(DATA FOR THIS TASK begins)

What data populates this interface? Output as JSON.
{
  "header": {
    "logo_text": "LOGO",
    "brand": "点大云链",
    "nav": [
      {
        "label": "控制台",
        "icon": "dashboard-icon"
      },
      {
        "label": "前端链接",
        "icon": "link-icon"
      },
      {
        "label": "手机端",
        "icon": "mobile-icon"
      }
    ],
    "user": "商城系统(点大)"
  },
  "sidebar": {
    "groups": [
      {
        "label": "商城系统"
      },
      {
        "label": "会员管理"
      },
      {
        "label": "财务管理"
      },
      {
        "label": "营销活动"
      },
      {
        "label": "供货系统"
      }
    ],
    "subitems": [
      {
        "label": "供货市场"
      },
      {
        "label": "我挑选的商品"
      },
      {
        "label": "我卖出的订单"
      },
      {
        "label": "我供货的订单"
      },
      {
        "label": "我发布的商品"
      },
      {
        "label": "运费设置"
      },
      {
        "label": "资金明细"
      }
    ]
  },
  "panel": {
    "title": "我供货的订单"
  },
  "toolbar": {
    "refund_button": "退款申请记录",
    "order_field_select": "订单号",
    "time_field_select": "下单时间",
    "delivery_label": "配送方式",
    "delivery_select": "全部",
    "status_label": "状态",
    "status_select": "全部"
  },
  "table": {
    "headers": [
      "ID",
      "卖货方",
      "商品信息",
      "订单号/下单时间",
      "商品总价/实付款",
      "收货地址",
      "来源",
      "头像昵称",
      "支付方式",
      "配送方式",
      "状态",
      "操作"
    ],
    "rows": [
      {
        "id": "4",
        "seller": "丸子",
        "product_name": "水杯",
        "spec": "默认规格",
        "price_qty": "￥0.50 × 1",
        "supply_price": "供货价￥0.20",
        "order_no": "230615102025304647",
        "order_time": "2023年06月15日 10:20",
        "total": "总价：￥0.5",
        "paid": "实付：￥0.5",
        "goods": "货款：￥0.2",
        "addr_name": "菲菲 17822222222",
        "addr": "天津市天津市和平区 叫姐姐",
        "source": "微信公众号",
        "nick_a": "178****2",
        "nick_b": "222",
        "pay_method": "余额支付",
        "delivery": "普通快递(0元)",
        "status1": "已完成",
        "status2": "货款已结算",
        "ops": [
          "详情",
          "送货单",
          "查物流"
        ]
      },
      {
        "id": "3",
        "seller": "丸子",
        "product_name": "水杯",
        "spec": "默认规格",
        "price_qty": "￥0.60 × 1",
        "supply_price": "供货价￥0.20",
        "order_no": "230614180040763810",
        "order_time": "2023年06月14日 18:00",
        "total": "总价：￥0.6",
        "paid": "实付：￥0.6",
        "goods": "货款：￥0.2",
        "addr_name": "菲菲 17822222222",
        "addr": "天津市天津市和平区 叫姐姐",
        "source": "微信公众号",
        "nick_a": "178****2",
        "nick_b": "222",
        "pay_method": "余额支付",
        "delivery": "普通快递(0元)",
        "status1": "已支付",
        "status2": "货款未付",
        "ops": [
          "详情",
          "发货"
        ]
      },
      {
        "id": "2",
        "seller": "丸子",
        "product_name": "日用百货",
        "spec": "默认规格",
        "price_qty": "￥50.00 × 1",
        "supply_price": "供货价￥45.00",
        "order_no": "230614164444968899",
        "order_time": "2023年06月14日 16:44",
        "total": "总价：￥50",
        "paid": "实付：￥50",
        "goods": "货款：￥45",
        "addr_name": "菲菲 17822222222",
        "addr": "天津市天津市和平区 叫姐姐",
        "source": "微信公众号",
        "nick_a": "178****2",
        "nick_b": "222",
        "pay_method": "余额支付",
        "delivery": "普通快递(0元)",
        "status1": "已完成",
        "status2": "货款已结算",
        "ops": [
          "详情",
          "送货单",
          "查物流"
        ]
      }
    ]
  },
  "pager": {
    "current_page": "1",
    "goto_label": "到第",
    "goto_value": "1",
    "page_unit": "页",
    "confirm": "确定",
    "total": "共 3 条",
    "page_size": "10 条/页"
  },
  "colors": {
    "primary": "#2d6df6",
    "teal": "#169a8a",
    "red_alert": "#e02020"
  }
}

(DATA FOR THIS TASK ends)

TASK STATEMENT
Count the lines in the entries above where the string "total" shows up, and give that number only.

TASK SOLUTION
4